Start of Extracted records

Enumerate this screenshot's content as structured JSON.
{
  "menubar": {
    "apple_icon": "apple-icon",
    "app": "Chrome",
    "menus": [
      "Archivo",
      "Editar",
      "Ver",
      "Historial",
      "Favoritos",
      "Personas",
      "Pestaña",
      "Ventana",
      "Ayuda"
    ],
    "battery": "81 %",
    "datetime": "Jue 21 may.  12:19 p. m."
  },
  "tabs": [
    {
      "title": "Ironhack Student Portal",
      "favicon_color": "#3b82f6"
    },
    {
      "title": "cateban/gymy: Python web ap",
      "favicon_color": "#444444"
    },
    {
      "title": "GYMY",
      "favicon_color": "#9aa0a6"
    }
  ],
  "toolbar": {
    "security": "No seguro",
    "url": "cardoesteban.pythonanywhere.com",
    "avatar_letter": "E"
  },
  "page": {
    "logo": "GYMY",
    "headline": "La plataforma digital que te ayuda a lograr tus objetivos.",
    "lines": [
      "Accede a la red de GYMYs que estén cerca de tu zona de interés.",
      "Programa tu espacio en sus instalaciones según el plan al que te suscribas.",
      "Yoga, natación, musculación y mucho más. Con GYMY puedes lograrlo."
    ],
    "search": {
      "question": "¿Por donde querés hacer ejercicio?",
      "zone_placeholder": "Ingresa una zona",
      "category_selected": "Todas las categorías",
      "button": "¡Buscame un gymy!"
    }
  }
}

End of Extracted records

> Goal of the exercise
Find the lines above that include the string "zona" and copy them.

> Solved exercise
      "Accede a la red de GYMYs que estén cerca de tu zona de interés.",
      "zone_placeholder": "Ingresa una zona",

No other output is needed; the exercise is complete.